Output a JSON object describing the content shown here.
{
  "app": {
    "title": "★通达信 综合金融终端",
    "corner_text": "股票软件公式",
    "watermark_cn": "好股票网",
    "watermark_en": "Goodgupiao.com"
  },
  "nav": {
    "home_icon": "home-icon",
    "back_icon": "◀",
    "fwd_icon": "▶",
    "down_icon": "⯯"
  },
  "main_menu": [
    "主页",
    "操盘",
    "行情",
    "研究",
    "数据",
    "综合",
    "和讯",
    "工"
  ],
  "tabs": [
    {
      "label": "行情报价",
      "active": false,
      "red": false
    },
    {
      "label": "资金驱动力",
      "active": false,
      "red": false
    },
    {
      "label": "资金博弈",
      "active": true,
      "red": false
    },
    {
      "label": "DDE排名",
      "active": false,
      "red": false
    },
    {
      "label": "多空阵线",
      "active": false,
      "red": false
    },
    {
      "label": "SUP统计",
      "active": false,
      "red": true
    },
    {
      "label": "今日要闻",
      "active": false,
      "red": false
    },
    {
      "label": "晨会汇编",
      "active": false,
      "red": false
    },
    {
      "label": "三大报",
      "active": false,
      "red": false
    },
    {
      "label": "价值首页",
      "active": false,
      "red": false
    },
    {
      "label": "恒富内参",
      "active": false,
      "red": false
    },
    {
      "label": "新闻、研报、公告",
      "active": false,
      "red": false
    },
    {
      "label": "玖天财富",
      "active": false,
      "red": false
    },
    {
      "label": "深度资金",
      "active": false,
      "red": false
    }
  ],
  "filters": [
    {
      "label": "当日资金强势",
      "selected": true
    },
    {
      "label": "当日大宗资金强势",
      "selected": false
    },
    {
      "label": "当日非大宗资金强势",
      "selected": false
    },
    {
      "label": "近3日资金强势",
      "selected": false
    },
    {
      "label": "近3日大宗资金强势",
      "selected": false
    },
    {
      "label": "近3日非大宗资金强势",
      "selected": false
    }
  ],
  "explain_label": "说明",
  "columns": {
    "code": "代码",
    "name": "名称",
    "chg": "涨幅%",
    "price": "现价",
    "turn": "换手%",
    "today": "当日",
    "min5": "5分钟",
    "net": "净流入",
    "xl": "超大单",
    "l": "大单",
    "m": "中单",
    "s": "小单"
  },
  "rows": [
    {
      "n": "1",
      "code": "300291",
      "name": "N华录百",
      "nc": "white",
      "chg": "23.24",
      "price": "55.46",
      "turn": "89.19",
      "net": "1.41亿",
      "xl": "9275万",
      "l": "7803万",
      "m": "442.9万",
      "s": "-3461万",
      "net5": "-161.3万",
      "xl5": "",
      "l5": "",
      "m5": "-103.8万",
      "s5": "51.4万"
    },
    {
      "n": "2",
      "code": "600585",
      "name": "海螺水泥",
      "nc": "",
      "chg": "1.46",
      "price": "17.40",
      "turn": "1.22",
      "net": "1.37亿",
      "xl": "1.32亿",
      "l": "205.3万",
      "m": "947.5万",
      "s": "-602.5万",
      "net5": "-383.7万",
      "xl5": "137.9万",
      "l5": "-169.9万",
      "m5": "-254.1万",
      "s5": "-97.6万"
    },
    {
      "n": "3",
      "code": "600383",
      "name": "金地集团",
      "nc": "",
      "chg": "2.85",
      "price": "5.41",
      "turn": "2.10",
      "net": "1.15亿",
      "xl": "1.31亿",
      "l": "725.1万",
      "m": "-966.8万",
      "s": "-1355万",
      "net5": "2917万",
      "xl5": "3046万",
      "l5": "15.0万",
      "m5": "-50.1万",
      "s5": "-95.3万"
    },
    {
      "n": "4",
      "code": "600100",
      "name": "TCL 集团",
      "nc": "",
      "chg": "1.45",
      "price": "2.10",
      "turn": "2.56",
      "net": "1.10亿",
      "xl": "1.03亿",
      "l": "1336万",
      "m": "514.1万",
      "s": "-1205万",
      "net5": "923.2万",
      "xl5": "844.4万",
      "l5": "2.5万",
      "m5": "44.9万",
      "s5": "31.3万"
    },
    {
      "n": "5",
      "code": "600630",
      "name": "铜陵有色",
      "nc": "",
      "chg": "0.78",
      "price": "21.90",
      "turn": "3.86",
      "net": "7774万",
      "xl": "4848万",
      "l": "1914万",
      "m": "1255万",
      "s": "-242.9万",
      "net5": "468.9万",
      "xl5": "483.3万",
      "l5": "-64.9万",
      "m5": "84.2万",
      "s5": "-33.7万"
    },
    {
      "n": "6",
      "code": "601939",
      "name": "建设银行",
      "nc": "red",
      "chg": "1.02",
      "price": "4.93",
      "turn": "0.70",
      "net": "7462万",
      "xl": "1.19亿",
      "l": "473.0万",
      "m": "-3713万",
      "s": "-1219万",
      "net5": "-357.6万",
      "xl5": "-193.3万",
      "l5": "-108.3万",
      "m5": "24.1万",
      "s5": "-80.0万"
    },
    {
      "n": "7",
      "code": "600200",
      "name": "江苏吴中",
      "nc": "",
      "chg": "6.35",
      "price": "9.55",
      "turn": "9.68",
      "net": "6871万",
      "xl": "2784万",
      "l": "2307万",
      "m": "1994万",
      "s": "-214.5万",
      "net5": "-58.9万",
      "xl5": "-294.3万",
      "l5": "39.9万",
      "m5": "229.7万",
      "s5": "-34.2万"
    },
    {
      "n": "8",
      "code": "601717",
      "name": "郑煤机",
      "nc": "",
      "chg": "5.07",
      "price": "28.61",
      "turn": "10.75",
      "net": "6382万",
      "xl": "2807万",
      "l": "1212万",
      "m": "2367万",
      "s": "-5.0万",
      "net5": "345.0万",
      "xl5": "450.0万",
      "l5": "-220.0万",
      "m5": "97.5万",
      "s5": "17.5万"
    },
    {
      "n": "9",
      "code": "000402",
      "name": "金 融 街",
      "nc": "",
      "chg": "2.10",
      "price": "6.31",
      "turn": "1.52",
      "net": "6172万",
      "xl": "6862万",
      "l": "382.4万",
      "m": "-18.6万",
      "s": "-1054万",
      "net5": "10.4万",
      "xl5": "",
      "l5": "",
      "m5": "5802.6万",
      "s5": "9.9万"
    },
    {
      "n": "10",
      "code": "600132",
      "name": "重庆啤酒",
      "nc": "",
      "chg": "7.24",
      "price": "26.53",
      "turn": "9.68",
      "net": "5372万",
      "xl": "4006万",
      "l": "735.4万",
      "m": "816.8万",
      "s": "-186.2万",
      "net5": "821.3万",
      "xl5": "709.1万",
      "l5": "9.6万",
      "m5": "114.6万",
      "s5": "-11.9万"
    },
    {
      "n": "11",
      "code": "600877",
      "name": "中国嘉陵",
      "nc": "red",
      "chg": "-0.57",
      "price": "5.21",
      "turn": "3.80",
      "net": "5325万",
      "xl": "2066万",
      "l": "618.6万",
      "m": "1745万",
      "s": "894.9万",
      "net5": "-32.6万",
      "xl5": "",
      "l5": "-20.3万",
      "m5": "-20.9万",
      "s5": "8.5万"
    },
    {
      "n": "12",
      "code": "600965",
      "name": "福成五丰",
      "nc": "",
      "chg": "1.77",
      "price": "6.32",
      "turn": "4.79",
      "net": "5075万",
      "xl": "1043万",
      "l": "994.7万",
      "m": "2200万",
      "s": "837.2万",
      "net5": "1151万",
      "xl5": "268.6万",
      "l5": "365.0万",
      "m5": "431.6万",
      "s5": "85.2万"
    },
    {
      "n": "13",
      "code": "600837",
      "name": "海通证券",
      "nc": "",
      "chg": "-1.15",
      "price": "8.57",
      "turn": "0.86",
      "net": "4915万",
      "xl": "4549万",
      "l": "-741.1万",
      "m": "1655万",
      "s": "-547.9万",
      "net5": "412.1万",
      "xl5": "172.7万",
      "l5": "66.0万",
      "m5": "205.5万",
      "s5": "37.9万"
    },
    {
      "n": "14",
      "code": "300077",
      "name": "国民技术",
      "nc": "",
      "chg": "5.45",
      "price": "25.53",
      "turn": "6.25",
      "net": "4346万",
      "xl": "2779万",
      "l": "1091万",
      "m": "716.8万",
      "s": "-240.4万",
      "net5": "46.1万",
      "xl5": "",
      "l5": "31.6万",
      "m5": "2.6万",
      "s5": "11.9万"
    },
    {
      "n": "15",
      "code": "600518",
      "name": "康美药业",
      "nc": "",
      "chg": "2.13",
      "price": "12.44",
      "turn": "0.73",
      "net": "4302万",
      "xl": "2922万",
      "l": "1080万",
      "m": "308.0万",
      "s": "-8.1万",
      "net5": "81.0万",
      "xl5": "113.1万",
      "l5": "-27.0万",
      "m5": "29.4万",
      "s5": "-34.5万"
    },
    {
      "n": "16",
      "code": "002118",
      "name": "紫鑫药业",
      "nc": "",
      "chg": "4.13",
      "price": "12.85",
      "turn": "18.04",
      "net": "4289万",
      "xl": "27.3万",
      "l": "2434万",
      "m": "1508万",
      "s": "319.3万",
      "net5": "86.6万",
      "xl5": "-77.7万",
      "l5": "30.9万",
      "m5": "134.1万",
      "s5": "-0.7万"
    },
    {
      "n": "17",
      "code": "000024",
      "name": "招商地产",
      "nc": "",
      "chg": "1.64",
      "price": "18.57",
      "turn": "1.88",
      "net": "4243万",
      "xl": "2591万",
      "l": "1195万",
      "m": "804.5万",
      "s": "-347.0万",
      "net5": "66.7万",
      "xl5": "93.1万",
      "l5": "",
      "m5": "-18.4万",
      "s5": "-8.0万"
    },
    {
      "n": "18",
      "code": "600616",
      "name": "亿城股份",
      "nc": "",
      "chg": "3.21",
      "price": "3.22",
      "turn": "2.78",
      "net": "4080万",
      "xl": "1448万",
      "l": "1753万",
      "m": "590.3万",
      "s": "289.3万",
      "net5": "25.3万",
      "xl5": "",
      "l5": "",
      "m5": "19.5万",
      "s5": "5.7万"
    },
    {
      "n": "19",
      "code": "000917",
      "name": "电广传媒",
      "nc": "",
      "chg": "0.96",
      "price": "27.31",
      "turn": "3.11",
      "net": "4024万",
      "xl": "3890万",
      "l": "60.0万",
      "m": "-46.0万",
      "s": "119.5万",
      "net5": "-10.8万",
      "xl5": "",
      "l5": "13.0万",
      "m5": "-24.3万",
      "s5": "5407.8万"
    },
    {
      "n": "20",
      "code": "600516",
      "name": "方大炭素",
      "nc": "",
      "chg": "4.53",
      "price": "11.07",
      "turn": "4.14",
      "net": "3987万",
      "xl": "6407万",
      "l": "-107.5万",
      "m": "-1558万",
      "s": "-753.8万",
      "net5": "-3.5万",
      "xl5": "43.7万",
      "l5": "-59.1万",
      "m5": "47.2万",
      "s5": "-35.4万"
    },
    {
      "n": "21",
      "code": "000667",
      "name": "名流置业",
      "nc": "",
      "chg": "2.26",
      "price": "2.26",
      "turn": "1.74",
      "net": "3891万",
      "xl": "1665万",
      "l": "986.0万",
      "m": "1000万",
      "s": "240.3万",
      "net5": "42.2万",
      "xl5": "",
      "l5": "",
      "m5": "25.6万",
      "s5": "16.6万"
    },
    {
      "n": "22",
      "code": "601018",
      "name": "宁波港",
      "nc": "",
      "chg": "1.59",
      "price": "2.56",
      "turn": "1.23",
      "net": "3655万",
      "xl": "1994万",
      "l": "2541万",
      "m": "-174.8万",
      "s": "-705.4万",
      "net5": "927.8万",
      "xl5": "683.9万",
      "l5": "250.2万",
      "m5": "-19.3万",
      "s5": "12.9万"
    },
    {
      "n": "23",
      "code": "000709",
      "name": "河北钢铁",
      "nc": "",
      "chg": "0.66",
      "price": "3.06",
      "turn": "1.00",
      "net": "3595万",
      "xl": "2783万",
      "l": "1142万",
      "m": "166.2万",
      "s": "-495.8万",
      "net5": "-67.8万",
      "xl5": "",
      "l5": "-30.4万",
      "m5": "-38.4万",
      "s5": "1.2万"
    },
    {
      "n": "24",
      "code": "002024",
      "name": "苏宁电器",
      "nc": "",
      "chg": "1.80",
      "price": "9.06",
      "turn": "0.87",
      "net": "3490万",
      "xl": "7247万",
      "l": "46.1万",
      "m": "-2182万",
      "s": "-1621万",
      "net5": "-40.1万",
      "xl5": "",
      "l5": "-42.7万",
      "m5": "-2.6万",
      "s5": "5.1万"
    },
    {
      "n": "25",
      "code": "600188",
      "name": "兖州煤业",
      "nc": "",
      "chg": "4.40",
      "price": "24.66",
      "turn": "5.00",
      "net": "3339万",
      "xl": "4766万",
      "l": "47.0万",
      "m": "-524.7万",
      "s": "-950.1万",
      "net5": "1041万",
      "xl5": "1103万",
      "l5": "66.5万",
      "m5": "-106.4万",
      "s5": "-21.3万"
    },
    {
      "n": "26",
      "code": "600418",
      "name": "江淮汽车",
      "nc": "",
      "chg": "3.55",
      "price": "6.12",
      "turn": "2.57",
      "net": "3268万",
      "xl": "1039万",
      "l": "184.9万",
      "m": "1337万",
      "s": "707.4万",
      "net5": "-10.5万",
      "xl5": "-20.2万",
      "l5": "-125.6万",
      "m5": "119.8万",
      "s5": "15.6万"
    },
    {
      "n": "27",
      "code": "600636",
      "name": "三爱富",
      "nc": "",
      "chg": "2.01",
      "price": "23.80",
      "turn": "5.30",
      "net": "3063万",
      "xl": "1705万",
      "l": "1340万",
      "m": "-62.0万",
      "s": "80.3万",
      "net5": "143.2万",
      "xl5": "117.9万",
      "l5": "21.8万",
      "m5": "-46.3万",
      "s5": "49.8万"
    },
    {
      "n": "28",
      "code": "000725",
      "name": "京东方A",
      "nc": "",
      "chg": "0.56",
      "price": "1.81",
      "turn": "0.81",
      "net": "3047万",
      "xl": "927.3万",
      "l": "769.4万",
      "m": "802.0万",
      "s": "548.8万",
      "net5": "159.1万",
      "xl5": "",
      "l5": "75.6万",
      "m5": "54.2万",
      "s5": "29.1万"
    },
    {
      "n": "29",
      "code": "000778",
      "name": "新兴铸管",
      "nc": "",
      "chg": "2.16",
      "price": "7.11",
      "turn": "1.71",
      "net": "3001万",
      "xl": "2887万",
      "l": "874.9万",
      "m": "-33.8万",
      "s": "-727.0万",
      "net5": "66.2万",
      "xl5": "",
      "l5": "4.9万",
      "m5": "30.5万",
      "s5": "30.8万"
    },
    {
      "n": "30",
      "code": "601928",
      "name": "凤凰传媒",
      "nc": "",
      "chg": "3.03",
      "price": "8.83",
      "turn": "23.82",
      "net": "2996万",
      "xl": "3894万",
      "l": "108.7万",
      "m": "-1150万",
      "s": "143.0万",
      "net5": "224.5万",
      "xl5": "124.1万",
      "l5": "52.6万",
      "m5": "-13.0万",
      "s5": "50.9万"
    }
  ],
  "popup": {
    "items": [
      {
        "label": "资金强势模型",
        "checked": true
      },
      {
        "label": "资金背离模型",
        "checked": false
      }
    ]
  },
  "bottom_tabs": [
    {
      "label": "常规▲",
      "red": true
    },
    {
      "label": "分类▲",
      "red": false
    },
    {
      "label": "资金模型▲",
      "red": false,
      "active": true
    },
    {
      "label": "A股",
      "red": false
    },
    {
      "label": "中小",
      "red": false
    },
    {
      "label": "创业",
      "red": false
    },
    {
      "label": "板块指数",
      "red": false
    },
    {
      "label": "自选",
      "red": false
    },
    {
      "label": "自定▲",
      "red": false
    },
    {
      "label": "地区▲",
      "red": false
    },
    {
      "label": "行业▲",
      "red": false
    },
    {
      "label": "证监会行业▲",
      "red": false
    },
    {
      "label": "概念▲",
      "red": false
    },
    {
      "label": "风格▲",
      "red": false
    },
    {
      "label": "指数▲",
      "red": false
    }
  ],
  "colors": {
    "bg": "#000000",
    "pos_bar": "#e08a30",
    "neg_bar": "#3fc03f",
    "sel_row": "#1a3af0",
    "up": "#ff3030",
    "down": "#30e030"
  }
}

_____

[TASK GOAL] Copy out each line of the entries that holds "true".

[TASK ANSWER]
      "active": true,
      "red": true
      "selected": true
        "checked": true
      "red": true
      "active": true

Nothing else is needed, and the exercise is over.